Posted on July 16, 2010
It’s been almost two weeks since the Fourth of July holiday, yet loud explosions still rent the silence every evening, echoing across the mile of water between my home on Lummi Island and the Lummi Indian Reservation to the northeast of us. During the day, especially on weekends, motorcycles, some seeming not to be fitted with mufflers at all, roar up and down the hill in front of my house. Other times, I’m treated to a constant background symphony of chain saws, weed eaters, lawn mowers, aircraft, and passing cars broadcasting booming bass notes from their open windows, sometimes audible from a half-mile away.
Why should I care? It’s because I don’t have earlids. The racket comes through whether I want to hear it or not. In an era obsessed with “property rights,” I seem not to be permitted to enjoy the natural sounds emitted by the creatures on my property, the sounds of waves washing over the beach below my house, or even a conversation in my back yard, without interference from other people’s noise.
When I was a kid my mother used to comment that so-and-so was making so much noise she couldn’t hear herself think. Some might argue that this is just a figure of speech. . . but is it really? Maybe there’s something to the idea that our thought processes cannot go on properly when interrupted by a constant cacophony of racket. Studies have proven that noise has a deleterious effect on our immune systems, on blood pressure, and generally increases our stress level. And this is true whether we’re conscious of the noise or not. Our bodies react negatively to noise even when we’re asleep.
Gordon Hempton, a well-known professional sound recordist who makes his home on the Olympic Peninsula, has written a book, in company with co-author John Grossman, on the subject of noise, or rather silence, which I heartily recommend to your attention: One Square Inch of Silence: One Man’s Quest to Preserve Quiet. Hempton advocates preserving silence at a special spot within the Olympic National Park, the implication being that it will effectively control sound over a large surrounding area. The book is mostly an account of Hempton’s pilgrimage in a VW van to Washington D.C. to meet with various government officials in order to convince them that the preservation of silence in at least one place in the United States is a worthwhile goal.
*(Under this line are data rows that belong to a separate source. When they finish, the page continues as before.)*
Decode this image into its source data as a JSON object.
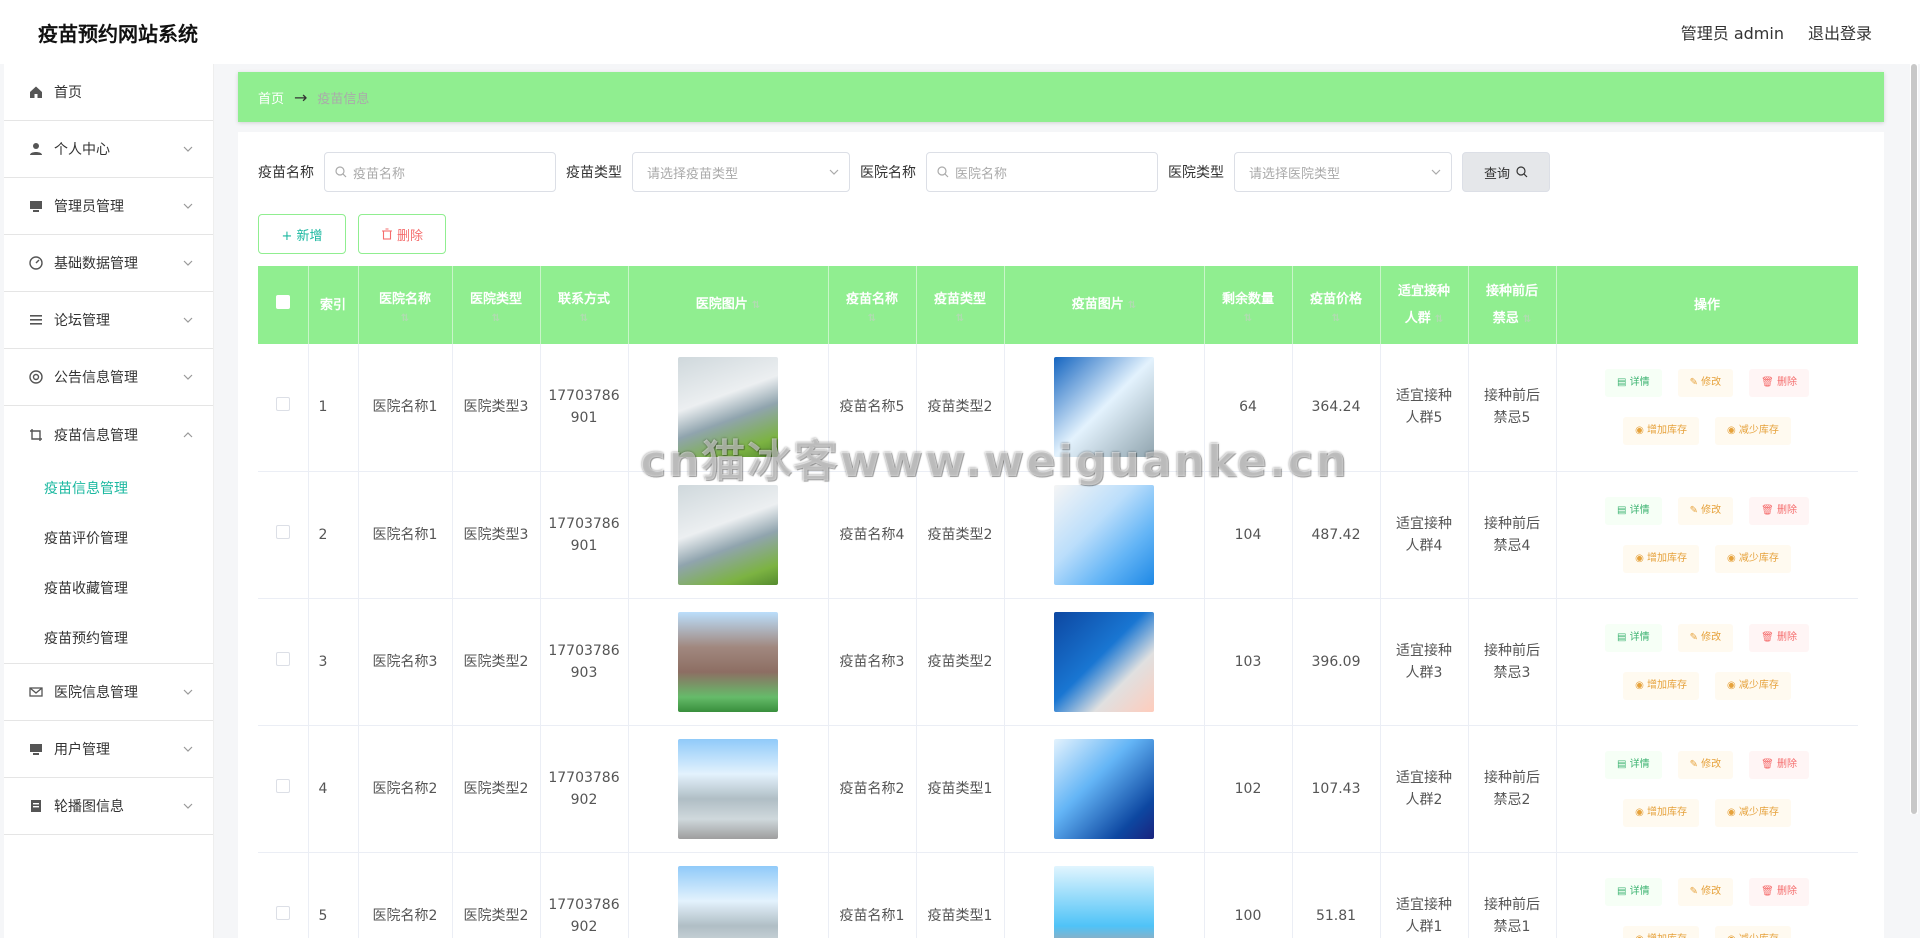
{
  "app": {
    "title": "疫苗预约网站系统",
    "user": "管理员 admin",
    "logout": "退出登录"
  },
  "sidebar": {
    "items": [
      {
        "label": "首页",
        "icon": "home-icon"
      },
      {
        "label": "个人中心",
        "icon": "user-icon"
      },
      {
        "label": "管理员管理",
        "icon": "monitor-icon"
      },
      {
        "label": "基础数据管理",
        "icon": "gauge-icon"
      },
      {
        "label": "论坛管理",
        "icon": "list-icon"
      },
      {
        "label": "公告信息管理",
        "icon": "lifebuoy-icon"
      },
      {
        "label": "疫苗信息管理",
        "icon": "crop-icon"
      },
      {
        "label": "医院信息管理",
        "icon": "mail-icon"
      },
      {
        "label": "用户管理",
        "icon": "monitor-icon"
      },
      {
        "label": "轮播图信息",
        "icon": "notebook-icon"
      }
    ],
    "submenu": [
      "疫苗信息管理",
      "疫苗评价管理",
      "疫苗收藏管理",
      "疫苗预约管理"
    ]
  },
  "breadcrumb": {
    "home": "首页",
    "arrow": "→",
    "current": "疫苗信息"
  },
  "search": {
    "vaccine_name_label": "疫苗名称",
    "vaccine_name_placeholder": "疫苗名称",
    "vaccine_type_label": "疫苗类型",
    "vaccine_type_placeholder": "请选择疫苗类型",
    "hospital_name_label": "医院名称",
    "hospital_name_placeholder": "医院名称",
    "hospital_type_label": "医院类型",
    "hospital_type_placeholder": "请选择医院类型",
    "query_label": "查询"
  },
  "actions": {
    "add": "+ 新增",
    "delete": "删除"
  },
  "table": {
    "headers": {
      "index": "索引",
      "hospital_name": "医院名称",
      "hospital_type": "医院类型",
      "contact": "联系方式",
      "hospital_image": "医院图片",
      "vaccine_name": "疫苗名称",
      "vaccine_type": "疫苗类型",
      "vaccine_image": "疫苗图片",
      "remaining": "剩余数量",
      "price": "疫苗价格",
      "suitable_l1": "适宜接种",
      "suitable_l2": "人群",
      "taboo_l1": "接种前后",
      "taboo_l2": "禁忌",
      "ops": "操作",
      "sort_icon": "⇅"
    },
    "op_labels": {
      "detail": "详情",
      "edit": "修改",
      "delete": "删除",
      "add_stock": "增加库存",
      "reduce_stock": "减少库存"
    },
    "rows": [
      {
        "index": "1",
        "hospital_name": "医院名称1",
        "hospital_type": "医院类型3",
        "contact_l1": "17703786",
        "contact_l2": "901",
        "vaccine_name": "疫苗名称5",
        "vaccine_type": "疫苗类型2",
        "remaining": "64",
        "price": "364.24",
        "suitable_l1": "适宜接种",
        "suitable_l2": "人群5",
        "taboo_l1": "接种前后",
        "taboo_l2": "禁忌5"
      },
      {
        "index": "2",
        "hospital_name": "医院名称1",
        "hospital_type": "医院类型3",
        "contact_l1": "17703786",
        "contact_l2": "901",
        "vaccine_name": "疫苗名称4",
        "vaccine_type": "疫苗类型2",
        "remaining": "104",
        "price": "487.42",
        "suitable_l1": "适宜接种",
        "suitable_l2": "人群4",
        "taboo_l1": "接种前后",
        "taboo_l2": "禁忌4"
      },
      {
        "index": "3",
        "hospital_name": "医院名称3",
        "hospital_type": "医院类型2",
        "contact_l1": "17703786",
        "contact_l2": "903",
        "vaccine_name": "疫苗名称3",
        "vaccine_type": "疫苗类型2",
        "remaining": "103",
        "price": "396.09",
        "suitable_l1": "适宜接种",
        "suitable_l2": "人群3",
        "taboo_l1": "接种前后",
        "taboo_l2": "禁忌3"
      },
      {
        "index": "4",
        "hospital_name": "医院名称2",
        "hospital_type": "医院类型2",
        "contact_l1": "17703786",
        "contact_l2": "902",
        "vaccine_name": "疫苗名称2",
        "vaccine_type": "疫苗类型1",
        "remaining": "102",
        "price": "107.43",
        "suitable_l1": "适宜接种",
        "suitable_l2": "人群2",
        "taboo_l1": "接种前后",
        "taboo_l2": "禁忌2"
      },
      {
        "index": "5",
        "hospital_name": "医院名称2",
        "hospital_type": "医院类型2",
        "contact_l1": "17703786",
        "contact_l2": "902",
        "vaccine_name": "疫苗名称1",
        "vaccine_type": "疫苗类型1",
        "remaining": "100",
        "price": "51.81",
        "suitable_l1": "适宜接种",
        "suitable_l2": "人群1",
        "taboo_l1": "接种前后",
        "taboo_l2": "禁忌1"
      }
    ]
  },
  "watermark": "cn猫冰客www.weiguanke.cn",
  "colors": {
    "accent": "#90ee90",
    "active_text": "#1bb8a0",
    "danger": "#f56c6c",
    "warning": "#e6a23c"
  }
}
For me, the most interesting part of Hempton’s book is the record of his progress across the U.S., with camping stops at a number of places I’ve visited myself, the most notable being the Red Rock country of Southeastern Utah. When I first visited there forty years ago, it was a quiet place indeed, probably one of the quietest places I’d ever visited. Nowadays the silence there is shattered by off-road vehicles, tourist fly-overs, and high altitude passages of jet aircraft. Hempton’s comments about the impact of excess noise on these places is highly vindicating to me. Sometimes the campaign against noise has seemed like a lonely one, and it’s good to know that there are others who fight this battle as well.
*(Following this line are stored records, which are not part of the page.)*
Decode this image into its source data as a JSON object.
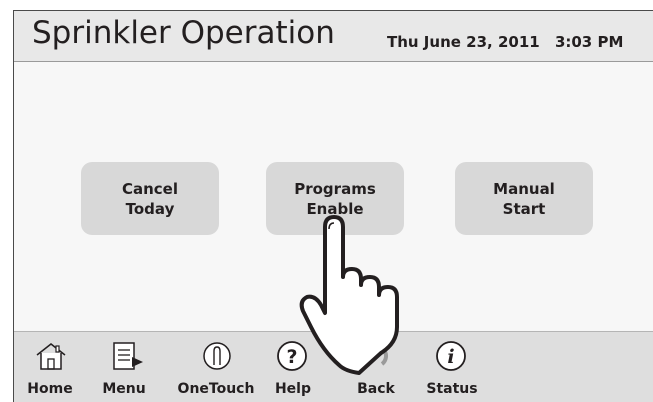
{
  "header": {
    "title": "Sprinkler Operation",
    "date": "Thu June 23, 2011",
    "time": "3:03 PM"
  },
  "buttons": [
    {
      "line1": "Cancel",
      "line2": "Today"
    },
    {
      "line1": "Programs",
      "line2": "Enable"
    },
    {
      "line1": "Manual",
      "line2": "Start"
    }
  ],
  "nav": [
    {
      "label": "Home",
      "icon": "home-icon"
    },
    {
      "label": "Menu",
      "icon": "menu-icon"
    },
    {
      "label": "OneTouch",
      "icon": "onetouch-icon"
    },
    {
      "label": "Help",
      "icon": "help-icon"
    },
    {
      "label": "Back",
      "icon": "back-icon"
    },
    {
      "label": "Status",
      "icon": "status-icon"
    }
  ],
  "colors": {
    "header_bg": "#e8e8e8",
    "button_bg": "#d8d8d8",
    "footer_bg": "#dedede",
    "text": "#231f20"
  }
}
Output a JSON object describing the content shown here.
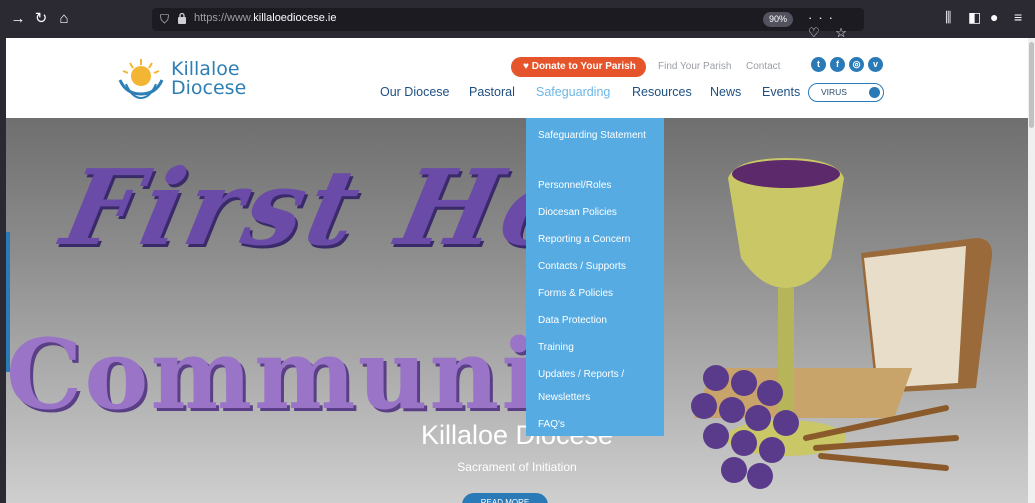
{
  "browser": {
    "url_prefix": "https://www.",
    "url_domain": "killaloediocese.ie",
    "zoom": "90%",
    "url_icons": "··· ♡ ☆",
    "toolbar_icons": {
      "back": "→",
      "reload": "↻",
      "home": "⌂",
      "library": "⫼",
      "sidebar": "◧",
      "account": "●",
      "menu": "≡"
    }
  },
  "header": {
    "logo_line1": "Killaloe",
    "logo_line2": "Diocese",
    "donate_label": "♥ Donate to Your Parish",
    "utility_links": [
      "Find Your Parish",
      "Contact"
    ],
    "social": [
      "t",
      "f",
      "◎",
      "v"
    ],
    "nav": [
      "Our Diocese",
      "Pastoral",
      "Safeguarding",
      "Resources",
      "News",
      "Events"
    ],
    "search_placeholder": "VIRUS"
  },
  "hero": {
    "word1": "First Ho",
    "word2": "Communi",
    "title": "Killaloe Diocese",
    "subtitle": "Sacrament of Initiation",
    "button": "READ MORE"
  },
  "dropdown": {
    "items": [
      "Safeguarding Statement",
      "Personnel/Roles",
      "Diocesan Policies",
      "Reporting a Concern",
      "Contacts / Supports",
      "Forms & Policies",
      "Data Protection",
      "Training",
      "Updates / Reports / Newsletters",
      "FAQ's"
    ]
  },
  "colors": {
    "accent": "#2a7ab8",
    "donate": "#e5542b",
    "dropdown": "#56abe2",
    "nav": "#1f4f82"
  }
}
Hempton does a far more thorough job of making the case for silence in his book than I’m able to in this short blog entry. But I do encourage you to pay more attention to the sounds around you and the sort of impact they make on your consciousness. It’s been my experience that anyone who objects to noise tends to be branded as a crank. The ability to endure noise without complaint seems to be a badge of manliness for some, to the point that I’ve become reluctant to object to rackets any longer, since it frequently has little or no effect, and usually creates more tension than it alleviates. My solution is to retreat behind a high-quality pair of noise-canceling headphones and listen to the nature recordings of Gordon Hempton and other sound recordists, many of whom can be discovered by searching for “Nature Sounds” on such sources as Amazon.com.
Outside of Gordon Hempton, one source of such sounds I especially recommend is Listening Earth – the website of Andrew Skeoch, sound recordist and Sara Koschak, photographer. They specialize in the sounds of the Australian bush, and other recordings made on their world travels. I recommend them because they document their work beautifully with both text and Koschak’s fine photography. Also, they maintain a blog, complete with sound samples, which allows you to vicariously accompany them on their travels.
Check on my book list for references to “sound” for more suggested reading on the subject.